(Excerpts from an interface dataset)
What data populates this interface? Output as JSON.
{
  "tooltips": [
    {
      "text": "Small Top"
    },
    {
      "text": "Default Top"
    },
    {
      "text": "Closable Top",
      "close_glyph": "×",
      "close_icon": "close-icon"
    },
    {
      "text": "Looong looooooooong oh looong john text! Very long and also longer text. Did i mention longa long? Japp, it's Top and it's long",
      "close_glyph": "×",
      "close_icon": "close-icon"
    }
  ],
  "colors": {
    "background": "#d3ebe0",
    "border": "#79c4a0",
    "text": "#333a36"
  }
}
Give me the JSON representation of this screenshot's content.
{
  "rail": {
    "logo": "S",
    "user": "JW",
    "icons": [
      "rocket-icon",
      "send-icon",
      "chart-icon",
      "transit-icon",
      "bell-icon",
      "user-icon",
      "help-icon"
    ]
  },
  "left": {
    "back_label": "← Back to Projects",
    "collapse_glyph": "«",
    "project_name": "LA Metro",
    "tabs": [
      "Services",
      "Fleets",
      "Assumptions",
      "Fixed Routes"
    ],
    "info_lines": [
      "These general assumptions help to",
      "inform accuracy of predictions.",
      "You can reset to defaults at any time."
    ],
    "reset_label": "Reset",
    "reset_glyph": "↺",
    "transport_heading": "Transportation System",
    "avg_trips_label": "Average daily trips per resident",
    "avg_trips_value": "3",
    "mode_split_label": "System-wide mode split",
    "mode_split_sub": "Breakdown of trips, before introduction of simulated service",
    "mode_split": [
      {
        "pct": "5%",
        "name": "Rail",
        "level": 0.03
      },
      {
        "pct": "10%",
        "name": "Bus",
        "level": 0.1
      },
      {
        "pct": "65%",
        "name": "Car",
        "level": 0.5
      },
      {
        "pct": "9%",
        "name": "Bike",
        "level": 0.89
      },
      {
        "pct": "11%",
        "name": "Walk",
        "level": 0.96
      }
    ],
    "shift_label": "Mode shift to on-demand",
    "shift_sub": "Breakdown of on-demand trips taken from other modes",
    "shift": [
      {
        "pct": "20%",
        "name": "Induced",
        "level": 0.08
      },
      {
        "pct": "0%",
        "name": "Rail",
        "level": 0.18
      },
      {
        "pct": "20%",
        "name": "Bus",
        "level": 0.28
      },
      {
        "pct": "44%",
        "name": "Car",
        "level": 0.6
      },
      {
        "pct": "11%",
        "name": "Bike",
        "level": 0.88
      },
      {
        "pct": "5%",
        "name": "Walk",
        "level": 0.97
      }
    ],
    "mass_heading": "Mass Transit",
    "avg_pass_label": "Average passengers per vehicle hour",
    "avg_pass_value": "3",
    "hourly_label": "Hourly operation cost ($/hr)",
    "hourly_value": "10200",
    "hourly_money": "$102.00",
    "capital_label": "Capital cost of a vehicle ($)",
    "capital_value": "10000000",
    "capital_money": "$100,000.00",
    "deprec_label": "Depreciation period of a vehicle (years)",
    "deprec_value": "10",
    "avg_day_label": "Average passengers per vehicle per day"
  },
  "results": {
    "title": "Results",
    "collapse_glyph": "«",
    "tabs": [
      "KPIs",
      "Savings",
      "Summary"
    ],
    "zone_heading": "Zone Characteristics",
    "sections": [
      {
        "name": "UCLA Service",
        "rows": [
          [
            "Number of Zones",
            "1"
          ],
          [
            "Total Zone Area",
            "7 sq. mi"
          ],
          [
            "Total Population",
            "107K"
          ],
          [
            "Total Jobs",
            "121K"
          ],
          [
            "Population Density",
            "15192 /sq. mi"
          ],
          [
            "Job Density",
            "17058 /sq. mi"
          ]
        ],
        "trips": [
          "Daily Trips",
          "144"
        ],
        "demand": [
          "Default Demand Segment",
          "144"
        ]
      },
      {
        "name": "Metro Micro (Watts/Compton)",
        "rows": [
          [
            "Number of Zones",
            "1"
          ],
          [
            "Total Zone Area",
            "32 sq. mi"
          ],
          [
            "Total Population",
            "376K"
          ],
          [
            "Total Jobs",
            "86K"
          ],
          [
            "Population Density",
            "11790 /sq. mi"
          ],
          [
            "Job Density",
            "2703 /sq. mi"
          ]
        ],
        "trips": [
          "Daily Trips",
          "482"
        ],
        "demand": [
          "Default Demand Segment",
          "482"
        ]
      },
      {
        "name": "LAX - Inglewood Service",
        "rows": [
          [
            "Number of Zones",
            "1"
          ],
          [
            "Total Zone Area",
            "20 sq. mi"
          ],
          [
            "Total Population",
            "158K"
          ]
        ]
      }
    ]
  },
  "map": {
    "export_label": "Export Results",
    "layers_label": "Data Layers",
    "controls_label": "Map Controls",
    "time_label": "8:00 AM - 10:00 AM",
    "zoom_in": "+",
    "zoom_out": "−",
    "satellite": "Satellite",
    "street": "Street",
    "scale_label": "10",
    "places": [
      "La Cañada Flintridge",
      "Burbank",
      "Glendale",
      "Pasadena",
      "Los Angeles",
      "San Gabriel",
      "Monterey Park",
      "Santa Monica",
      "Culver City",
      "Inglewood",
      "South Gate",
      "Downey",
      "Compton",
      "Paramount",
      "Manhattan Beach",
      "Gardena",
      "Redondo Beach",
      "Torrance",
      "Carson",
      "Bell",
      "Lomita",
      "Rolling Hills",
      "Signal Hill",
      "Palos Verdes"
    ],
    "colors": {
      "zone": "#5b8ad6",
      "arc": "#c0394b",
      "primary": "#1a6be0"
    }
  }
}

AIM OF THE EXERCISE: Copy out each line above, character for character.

WRITTEN ANSWER:
What data populates this interface? Output as JSON.
{
  "tooltips": [
    {
      "text": "Small Top"
    },
    {
      "text": "Default Top"
    },
    {
      "text": "Closable Top",
      "close_glyph": "×",
      "close_icon": "close-icon"
    },
    {
      "text": "Looong looooooooong oh looong john text! Very long and also longer text. Did i mention longa long? Japp, it's Top and it's long",
      "close_glyph": "×",
      "close_icon": "close-icon"
    }
  ],
  "colors": {
    "background": "#d3ebe0",
    "border": "#79c4a0",
    "text": "#333a36"
  }
}
Give me the JSON representation of this screenshot's content.
{
  "rail": {
    "logo": "S",
    "user": "JW",
    "icons": [
      "rocket-icon",
      "send-icon",
      "chart-icon",
      "transit-icon",
      "bell-icon",
      "user-icon",
      "help-icon"
    ]
  },
  "left": {
    "back_label": "← Back to Projects",
    "collapse_glyph": "«",
    "project_name": "LA Metro",
    "tabs": [
      "Services",
      "Fleets",
      "Assumptions",
      "Fixed Routes"
    ],
    "info_lines": [
      "These general assumptions help to",
      "inform accuracy of predictions.",
      "You can reset to defaults at any time."
    ],
    "reset_label": "Reset",
    "reset_glyph": "↺",
    "transport_heading": "Transportation System",
    "avg_trips_label": "Average daily trips per resident",
    "avg_trips_value": "3",
    "mode_split_label": "System-wide mode split",
    "mode_split_sub": "Breakdown of trips, before introduction of simulated service",
    "mode_split": [
      {
        "pct": "5%",
        "name": "Rail",
        "level": 0.03
      },
      {
        "pct": "10%",
        "name": "Bus",
        "level": 0.1
      },
      {
        "pct": "65%",
        "name": "Car",
        "level": 0.5
      },
      {
        "pct": "9%",
        "name": "Bike",
        "level": 0.89
      },
      {
        "pct": "11%",
        "name": "Walk",
        "level": 0.96
      }
    ],
    "shift_label": "Mode shift to on-demand",
    "shift_sub": "Breakdown of on-demand trips taken from other modes",
    "shift": [
      {
        "pct": "20%",
        "name": "Induced",
        "level": 0.08
      },
      {
        "pct": "0%",
        "name": "Rail",
        "level": 0.18
      },
      {
        "pct": "20%",
        "name": "Bus",
        "level": 0.28
      },
      {
        "pct": "44%",
        "name": "Car",
        "level": 0.6
      },
      {
        "pct": "11%",
        "name": "Bike",
        "level": 0.88
      },
      {
        "pct": "5%",
        "name": "Walk",
        "level": 0.97
      }
    ],
    "mass_heading": "Mass Transit",
    "avg_pass_label": "Average passengers per vehicle hour",
    "avg_pass_value": "3",
    "hourly_label": "Hourly operation cost ($/hr)",
    "hourly_value": "10200",
    "hourly_money": "$102.00",
    "capital_label": "Capital cost of a vehicle ($)",
    "capital_value": "10000000",
    "capital_money": "$100,000.00",
    "deprec_label": "Depreciation period of a vehicle (years)",
    "deprec_value": "10",
    "avg_day_label": "Average passengers per vehicle per day"
  },
  "results": {
    "title": "Results",
    "collapse_glyph": "«",
    "tabs": [
      "KPIs",
      "Savings",
      "Summary"
    ],
    "zone_heading": "Zone Characteristics",
    "sections": [
      {
        "name": "UCLA Service",
        "rows": [
          [
            "Number of Zones",
            "1"
          ],
          [
            "Total Zone Area",
            "7 sq. mi"
          ],
          [
            "Total Population",
            "107K"
          ],
          [
            "Total Jobs",
            "121K"
          ],
          [
            "Population Density",
            "15192 /sq. mi"
          ],
          [
            "Job Density",
            "17058 /sq. mi"
          ]
        ],
        "trips": [
          "Daily Trips",
          "144"
        ],
        "demand": [
          "Default Demand Segment",
          "144"
        ]
      },
      {
        "name": "Metro Micro (Watts/Compton)",
        "rows": [
          [
            "Number of Zones",
            "1"
          ],
          [
            "Total Zone Area",
            "32 sq. mi"
          ],
          [
            "Total Population",
            "376K"
          ],
          [
            "Total Jobs",
            "86K"
          ],
          [
            "Population Density",
            "11790 /sq. mi"
          ],
          [
            "Job Density",
            "2703 /sq. mi"
          ]
        ],
        "trips": [
          "Daily Trips",
          "482"
        ],
        "demand": [
          "Default Demand Segment",
          "482"
        ]
      },
      {
        "name": "LAX - Inglewood Service",
        "rows": [
          [
            "Number of Zones",
            "1"
          ],
          [
            "Total Zone Area",
            "20 sq. mi"
          ],
          [
            "Total Population",
            "158K"
          ]
        ]
      }
    ]
  },
  "map": {
    "export_label": "Export Results",
    "layers_label": "Data Layers",
    "controls_label": "Map Controls",
    "time_label": "8:00 AM - 10:00 AM",
    "zoom_in": "+",
    "zoom_out": "−",
    "satellite": "Satellite",
    "street": "Street",
    "scale_label": "10",
    "places": [
      "La Cañada Flintridge",
      "Burbank",
      "Glendale",
      "Pasadena",
      "Los Angeles",
      "San Gabriel",
      "Monterey Park",
      "Santa Monica",
      "Culver City",
      "Inglewood",
      "South Gate",
      "Downey",
      "Compton",
      "Paramount",
      "Manhattan Beach",
      "Gardena",
      "Redondo Beach",
      "Torrance",
      "Carson",
      "Bell",
      "Lomita",
      "Rolling Hills",
      "Signal Hill",
      "Palos Verdes"
    ],
    "colors": {
      "zone": "#5b8ad6",
      "arc": "#c0394b",
      "primary": "#1a6be0"
    }
  }
}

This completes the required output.